It was way back in 1933 when the Sinclair Oil Corporation, once one of America’s largest refiners, sponsored the dinosaur exhibit at the World’s Fair. The idea behind the backing was simple, to play on the notion that the world’s oil reserves were formed during the Mesozoic Era (when the dinosaurs lived) highlighting the putative connection between the extinct species and the formation of petroleum deposits. The exhibition proved so popular, Sinclair promptly adopted a large, green Brontosaurus (Apatosaurus to those dinosaur purists) as its logo.
Ironically, Sinclair went the way of the dinosaurs itself, being acquired and then spun off several times since its heyday, although its petrol stations can still be found in the American Midwest. The theory that the decaying reptiles produced oil has unfortunately also gone the same way, with scientists now claiming that microscopic bacteria, alive three billion years ago, are now responsible for the vast oil reserves left under the earth’s crust.

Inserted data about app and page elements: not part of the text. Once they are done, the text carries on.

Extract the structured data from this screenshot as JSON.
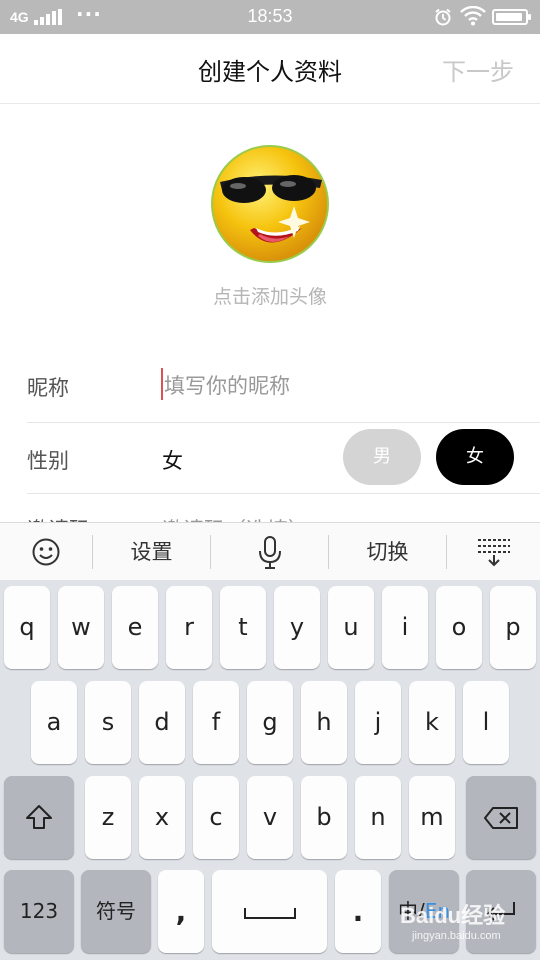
{
  "status_bar": {
    "network": "4G",
    "dots": "···",
    "time": "18:53",
    "icons": [
      "signal-icon",
      "alarm-icon",
      "wifi-icon",
      "battery-icon"
    ]
  },
  "header": {
    "title": "创建个人资料",
    "next_label": "下一步"
  },
  "avatar": {
    "icon": "sunglasses-emoji-avatar",
    "hint": "点击添加头像"
  },
  "form": {
    "nickname": {
      "label": "昵称",
      "value": "",
      "placeholder": "填写你的昵称"
    },
    "gender": {
      "label": "性别",
      "value": "女",
      "options": [
        "男",
        "女"
      ],
      "selected": "女"
    },
    "invite": {
      "label": "邀请码",
      "placeholder": "邀请码（选填）"
    }
  },
  "keyboard": {
    "toolbar": [
      "emoji-icon",
      "设置",
      "mic-icon",
      "切换",
      "collapse-keyboard-icon"
    ],
    "row1": [
      "q",
      "w",
      "e",
      "r",
      "t",
      "y",
      "u",
      "i",
      "o",
      "p"
    ],
    "row2": [
      "a",
      "s",
      "d",
      "f",
      "g",
      "h",
      "j",
      "k",
      "l"
    ],
    "row3": [
      "z",
      "x",
      "c",
      "v",
      "b",
      "n",
      "m"
    ],
    "bottom": {
      "numbers": "123",
      "symbols": "符号",
      "comma": ",",
      "period": ".",
      "lang_zh": "中/",
      "lang_en": "En"
    }
  },
  "watermark": {
    "text": "Baidu经验",
    "sub": "jingyan.baidu.com"
  },
  "colors": {
    "accent": "#000000",
    "caret": "#d9534f",
    "lang_highlight": "#3b8fe0"
  }
}
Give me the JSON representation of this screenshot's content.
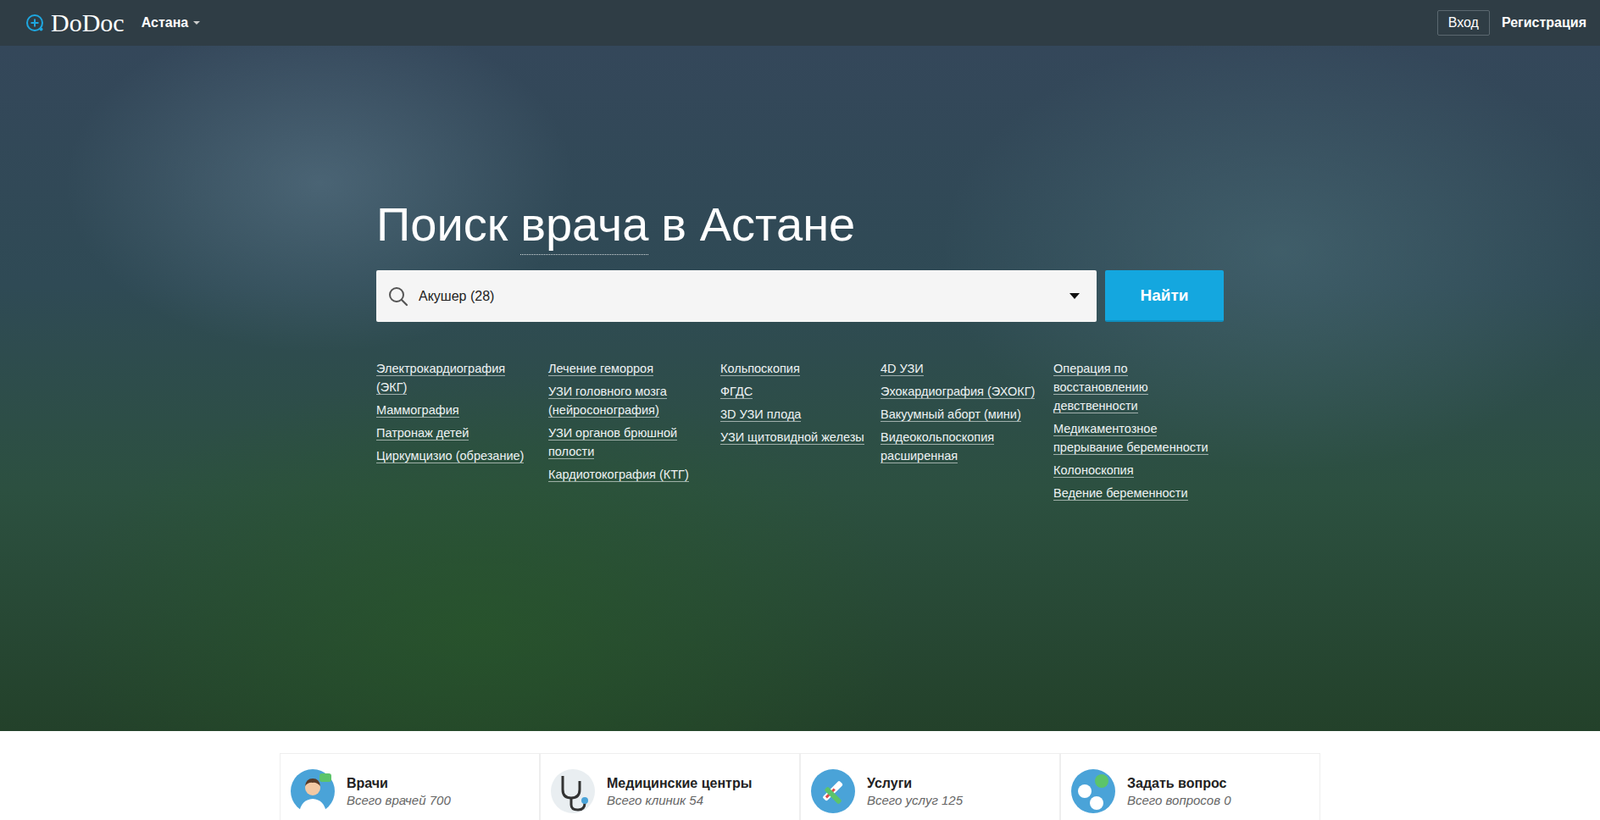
{
  "header": {
    "logo": "DoDoc",
    "city": "Астана",
    "login": "Вход",
    "register": "Регистрация"
  },
  "hero": {
    "title": [
      {
        "text": "Поиск",
        "link": false
      },
      {
        "text": "врача",
        "link": true
      },
      {
        "text": "в Астане",
        "link": false
      }
    ]
  },
  "search": {
    "value": "Акушер (28)",
    "button": "Найти"
  },
  "links": [
    [
      "Электрокардиография (ЭКГ)",
      "Маммография",
      "Патронаж детей",
      "Циркумцизио (обрезание)"
    ],
    [
      "Лечение геморроя",
      "УЗИ головного мозга (нейросонография)",
      "УЗИ органов брюшной полости",
      "Кардиотокография (КТГ)"
    ],
    [
      "Кольпоскопия",
      "ФГДС",
      "3D УЗИ плода",
      "УЗИ щитовидной железы"
    ],
    [
      "4D УЗИ",
      "Эхокардиография (ЭХОКГ)",
      "Вакуумный аборт (мини)",
      "Видеокольпоскопия расширенная"
    ],
    [
      "Операция по восстановлению девственности",
      "Медикаментозное прерывание беременности",
      "Колоноскопия",
      "Ведение беременности"
    ]
  ],
  "stats": [
    {
      "title": "Врачи",
      "count": "Всего врачей 700"
    },
    {
      "title": "Медицинские центры",
      "count": "Всего клиник 54"
    },
    {
      "title": "Услуги",
      "count": "Всего услуг 125"
    },
    {
      "title": "Задать вопрос",
      "count": "Всего вопросов 0"
    }
  ]
}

Nowhere on the planet are such rich deposits found than in the Middle East. From the vast fields of Ghawar in eastern Saudi Arabia to Burgan situated in the Kuwaiti desert, the Arabian Peninsula is both blessed and cursed with the majority of the world’s black gold. The double edged sword that oil bares is one that another Arab nation, Iran, has felt wielded numerous times over previous decades. Proved oil reserves in Iran rank as the fourth largest in the world, (roughly 10% of global deposits) and would last for approximately 98 years if no new oil was found. By 2012, Iran was exporting 1.5 million barrels of crude a day making it the second largest exporter within the Organisation of the Petroleum Exporting Countries (OPEC) and giving the country annual oil revenues of $250 billion.

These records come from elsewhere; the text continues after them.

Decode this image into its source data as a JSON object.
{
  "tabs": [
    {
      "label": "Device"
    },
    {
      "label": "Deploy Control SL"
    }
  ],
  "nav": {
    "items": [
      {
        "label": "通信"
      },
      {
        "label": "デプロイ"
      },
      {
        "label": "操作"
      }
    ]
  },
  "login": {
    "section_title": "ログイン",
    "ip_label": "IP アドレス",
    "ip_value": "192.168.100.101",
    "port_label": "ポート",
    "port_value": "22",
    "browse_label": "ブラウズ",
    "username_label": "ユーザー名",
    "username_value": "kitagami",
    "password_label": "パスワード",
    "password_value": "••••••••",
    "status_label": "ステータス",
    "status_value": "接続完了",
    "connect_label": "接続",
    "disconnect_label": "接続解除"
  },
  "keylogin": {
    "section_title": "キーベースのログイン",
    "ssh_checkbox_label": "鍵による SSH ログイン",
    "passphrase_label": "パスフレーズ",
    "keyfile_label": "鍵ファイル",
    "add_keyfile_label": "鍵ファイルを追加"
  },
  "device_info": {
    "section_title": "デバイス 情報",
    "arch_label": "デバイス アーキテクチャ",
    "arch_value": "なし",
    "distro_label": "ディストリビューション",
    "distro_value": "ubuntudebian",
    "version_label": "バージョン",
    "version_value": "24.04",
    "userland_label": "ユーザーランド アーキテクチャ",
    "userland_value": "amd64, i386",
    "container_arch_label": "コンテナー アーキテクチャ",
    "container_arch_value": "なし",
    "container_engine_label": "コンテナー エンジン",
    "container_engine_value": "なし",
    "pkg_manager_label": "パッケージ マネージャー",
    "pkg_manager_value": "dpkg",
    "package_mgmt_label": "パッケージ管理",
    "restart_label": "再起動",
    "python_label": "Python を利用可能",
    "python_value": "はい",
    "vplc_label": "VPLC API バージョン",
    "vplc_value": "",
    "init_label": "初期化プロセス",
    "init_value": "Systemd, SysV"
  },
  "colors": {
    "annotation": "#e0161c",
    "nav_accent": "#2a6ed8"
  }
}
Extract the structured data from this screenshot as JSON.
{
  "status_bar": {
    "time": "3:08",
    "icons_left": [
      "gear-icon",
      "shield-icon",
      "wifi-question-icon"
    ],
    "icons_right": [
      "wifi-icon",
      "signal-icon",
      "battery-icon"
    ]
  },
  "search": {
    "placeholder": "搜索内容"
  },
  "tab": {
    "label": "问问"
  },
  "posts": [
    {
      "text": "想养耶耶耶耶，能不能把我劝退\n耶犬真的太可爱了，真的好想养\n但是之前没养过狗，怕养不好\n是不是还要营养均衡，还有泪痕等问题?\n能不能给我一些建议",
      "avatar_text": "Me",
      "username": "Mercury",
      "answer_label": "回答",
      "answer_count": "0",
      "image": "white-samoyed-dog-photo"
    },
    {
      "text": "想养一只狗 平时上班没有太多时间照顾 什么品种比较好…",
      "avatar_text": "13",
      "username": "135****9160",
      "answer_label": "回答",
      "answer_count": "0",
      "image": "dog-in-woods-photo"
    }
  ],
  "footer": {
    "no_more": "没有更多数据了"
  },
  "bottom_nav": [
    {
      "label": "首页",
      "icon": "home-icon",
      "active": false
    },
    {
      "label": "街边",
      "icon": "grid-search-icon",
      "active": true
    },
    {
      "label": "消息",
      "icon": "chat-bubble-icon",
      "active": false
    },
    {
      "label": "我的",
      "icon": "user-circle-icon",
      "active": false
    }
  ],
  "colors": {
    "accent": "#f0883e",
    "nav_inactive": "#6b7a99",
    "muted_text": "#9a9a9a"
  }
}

However with US President Trump’s recent moves to remove America from the Iran nuclear deal and restore sanctions on Tehran, the future is less certain. By imposing the “strongest sanctions in history”, the US has attempted to prohibit trade with the Middle Eastern state and stop the flow of oil between them and the rest of the world.
The stymieing of oil exported out of Iran coupled with another of OPEC’s heavyweights, Venezuela, facing output disruptions, political troubles and sanctions of its own has made for an interesting ride for investors. The news of each country’s plight contributed to six consecutive weeks of rising prices during April and May, passing the $80 mark in the process, a level not seen since 2014. Although not good news for those at the pumps, it certainly is for those operating them. From Shell to Chevron there has been much to cheer for big oil. Share prices have rallied on the back of strengthening cash flows and stronger earnings, with European and US energy benchmarks having both risen approximately 15% since the end of March. Swelling coffers have also allowed many companies to increase their payout ratios, with Shell forecast to up their dividend soon along with BP, who have recently signalled that they are now in a position to increase their dividend for the first time since 2014.

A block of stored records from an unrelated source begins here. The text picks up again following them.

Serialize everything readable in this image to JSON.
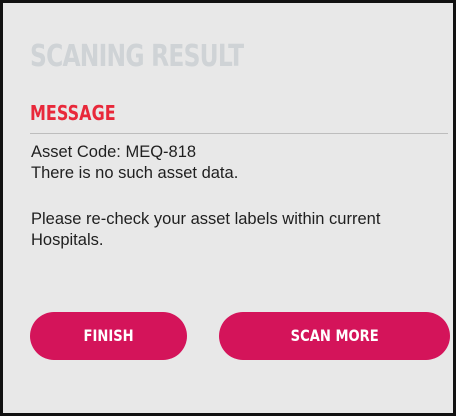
{
  "dialog": {
    "title": "SCANING RESULT",
    "message_heading": "MESSAGE",
    "asset_code_line": "Asset Code: MEQ-818",
    "no_data_line": "There is no such asset data.",
    "instruction": "Please re-check your asset labels within current Hospitals.",
    "finish_label": "FINISH",
    "scan_more_label": "SCAN MORE"
  },
  "colors": {
    "background": "#e8e8e8",
    "title": "#cfd3d6",
    "heading": "#e8283a",
    "button": "#d4145a",
    "button_text": "#ffffff",
    "text": "#1f1f1f"
  }
}
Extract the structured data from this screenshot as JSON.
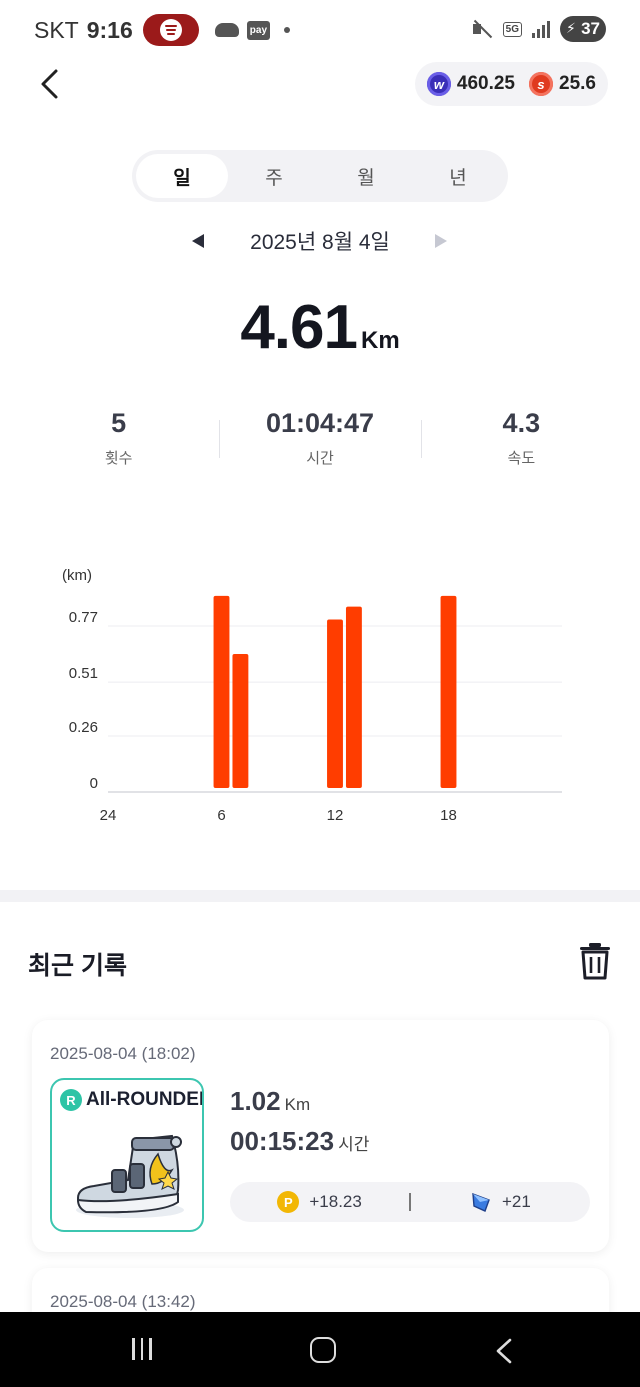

Buoyant oil prices create a huge tail wind for the key producing nations. Oil’s march has led OPEC’s de facto leader, Saudi Arabia, to cut its budget deficit, from 12.8% of GDP in 2016 to just 7% this year. The same is also true of Iran, it is predicated that at current quota levels, a mere $1 rise in the price of oil would alter the country’s revenues by $1 billion.
With shale fracking in the US having threatened to revolutionise the energy sector back in 2016, oil prices fell dramatically as more supply flooded the markets. However, since its nadir of $27.67 per barrel, oil prices have now trebled. Although geopolitical events in oil producing countries have helped, OPEC approved production cuts have sent the commodity’s price skywards, showing the cartel still possesses the power to control one of the world’s most precious resources. Although the connection between prehistoric lizards and fossil fuels is now thought to be fiction, controlling over 40% of the world’s oil supply will mean that OPEC will not be going extinct any time soon.
Jurassic Spark first appeared in the Cumberland Place Newsletter for June 2018. Click here to view a PDF version.